MATERIAL SUPPLIED:

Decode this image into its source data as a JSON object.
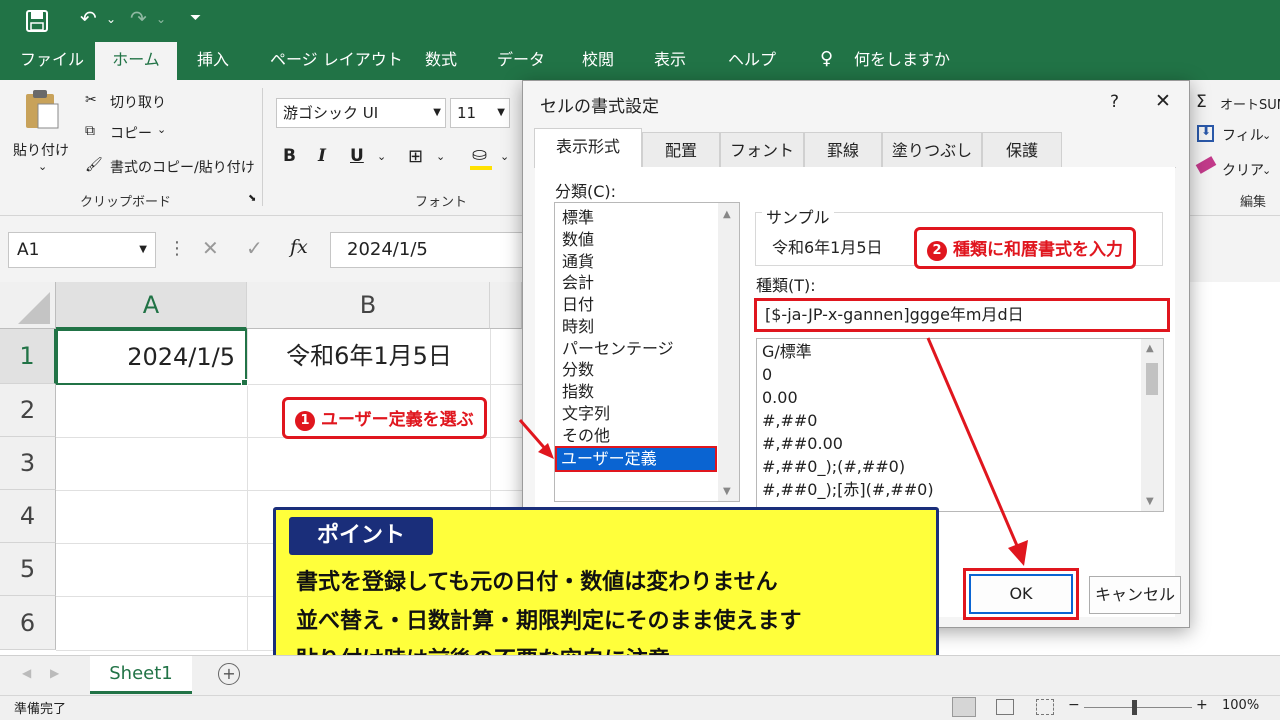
{
  "titlebar": {
    "undo_icon": "undo-icon",
    "redo_icon": "redo-icon",
    "save_icon": "save-icon"
  },
  "menu": {
    "items": [
      "ファイル",
      "ホーム",
      "挿入",
      "ページ レイアウト",
      "数式",
      "データ",
      "校閲",
      "表示",
      "ヘルプ"
    ],
    "tell_me": "何をしますか"
  },
  "ribbon": {
    "paste": "貼り付け",
    "cut": "切り取り",
    "copy": "コピー",
    "format_painter": "書式のコピー/貼り付け",
    "clipboard_group": "クリップボード",
    "font_name": "游ゴシック UI",
    "font_size": "11",
    "bold": "B",
    "italic": "I",
    "underline": "U",
    "font_group": "フォント",
    "autosum": "オートSUM",
    "fill": "フィル",
    "clear": "クリア",
    "edit_group": "編集"
  },
  "formula_bar": {
    "name_box": "A1",
    "fx": "fx",
    "value": "2024/1/5"
  },
  "sheet": {
    "columns": [
      "A",
      "B"
    ],
    "rows": [
      "1",
      "2",
      "3",
      "4",
      "5",
      "6"
    ],
    "cells": {
      "A1": "2024/1/5",
      "B1": "令和6年1月5日"
    }
  },
  "dialog": {
    "title": "セルの書式設定",
    "help": "?",
    "close": "✕",
    "tabs": [
      "表示形式",
      "配置",
      "フォント",
      "罫線",
      "塗りつぶし",
      "保護"
    ],
    "category_label": "分類(C):",
    "categories": [
      "標準",
      "数値",
      "通貨",
      "会計",
      "日付",
      "時刻",
      "パーセンテージ",
      "分数",
      "指数",
      "文字列",
      "その他",
      "ユーザー定義"
    ],
    "sample_label": "サンプル",
    "sample_value": "令和6年1月5日",
    "type_label": "種類(T):",
    "type_value": "[$-ja-JP-x-gannen]ggge年m月d日",
    "formats": [
      "G/標準",
      "0",
      "0.00",
      "#,##0",
      "#,##0.00",
      "#,##0_);(#,##0)",
      "#,##0_);[赤](#,##0)"
    ],
    "ok": "OK",
    "cancel": "キャンセル"
  },
  "callouts": {
    "step1_num": "1",
    "step1": "ユーザー定義を選ぶ",
    "step2_num": "2",
    "step2": "種類に和暦書式を入力"
  },
  "note": {
    "title": "ポイント",
    "lines": [
      "書式を登録しても元の日付・数値は変わりません",
      "並べ替え・日数計算・期限判定にそのまま使えます",
      "貼り付け時は前後の不要な空白に注意"
    ]
  },
  "sheet_tab": "Sheet1",
  "status": {
    "ready": "準備完了",
    "zoom": "100%"
  },
  "colors": {
    "excel_green": "#217346",
    "callout_red": "#e0161e",
    "note_yellow": "#ffff3b",
    "note_navy": "#1a2e7a",
    "selection_blue": "#0a64d2"
  }
}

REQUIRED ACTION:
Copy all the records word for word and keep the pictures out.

SOLUTION TO THE EXERCISE:
Decode this image into its source data as a JSON object.
{
  "titlebar": {
    "undo_icon": "undo-icon",
    "redo_icon": "redo-icon",
    "save_icon": "save-icon"
  },
  "menu": {
    "items": [
      "ファイル",
      "ホーム",
      "挿入",
      "ページ レイアウト",
      "数式",
      "データ",
      "校閲",
      "表示",
      "ヘルプ"
    ],
    "tell_me": "何をしますか"
  },
  "ribbon": {
    "paste": "貼り付け",
    "cut": "切り取り",
    "copy": "コピー",
    "format_painter": "書式のコピー/貼り付け",
    "clipboard_group": "クリップボード",
    "font_name": "游ゴシック UI",
    "font_size": "11",
    "bold": "B",
    "italic": "I",
    "underline": "U",
    "font_group": "フォント",
    "autosum": "オートSUM",
    "fill": "フィル",
    "clear": "クリア",
    "edit_group": "編集"
  },
  "formula_bar": {
    "name_box": "A1",
    "fx": "fx",
    "value": "2024/1/5"
  },
  "sheet": {
    "columns": [
      "A",
      "B"
    ],
    "rows": [
      "1",
      "2",
      "3",
      "4",
      "5",
      "6"
    ],
    "cells": {
      "A1": "2024/1/5",
      "B1": "令和6年1月5日"
    }
  },
  "dialog": {
    "title": "セルの書式設定",
    "help": "?",
    "close": "✕",
    "tabs": [
      "表示形式",
      "配置",
      "フォント",
      "罫線",
      "塗りつぶし",
      "保護"
    ],
    "category_label": "分類(C):",
    "categories": [
      "標準",
      "数値",
      "通貨",
      "会計",
      "日付",
      "時刻",
      "パーセンテージ",
      "分数",
      "指数",
      "文字列",
      "その他",
      "ユーザー定義"
    ],
    "sample_label": "サンプル",
    "sample_value": "令和6年1月5日",
    "type_label": "種類(T):",
    "type_value": "[$-ja-JP-x-gannen]ggge年m月d日",
    "formats": [
      "G/標準",
      "0",
      "0.00",
      "#,##0",
      "#,##0.00",
      "#,##0_);(#,##0)",
      "#,##0_);[赤](#,##0)"
    ],
    "ok": "OK",
    "cancel": "キャンセル"
  },
  "callouts": {
    "step1_num": "1",
    "step1": "ユーザー定義を選ぶ",
    "step2_num": "2",
    "step2": "種類に和暦書式を入力"
  },
  "note": {
    "title": "ポイント",
    "lines": [
      "書式を登録しても元の日付・数値は変わりません",
      "並べ替え・日数計算・期限判定にそのまま使えます",
      "貼り付け時は前後の不要な空白に注意"
    ]
  },
  "sheet_tab": "Sheet1",
  "status": {
    "ready": "準備完了",
    "zoom": "100%"
  },
  "colors": {
    "excel_green": "#217346",
    "callout_red": "#e0161e",
    "note_yellow": "#ffff3b",
    "note_navy": "#1a2e7a",
    "selection_blue": "#0a64d2"
  }
}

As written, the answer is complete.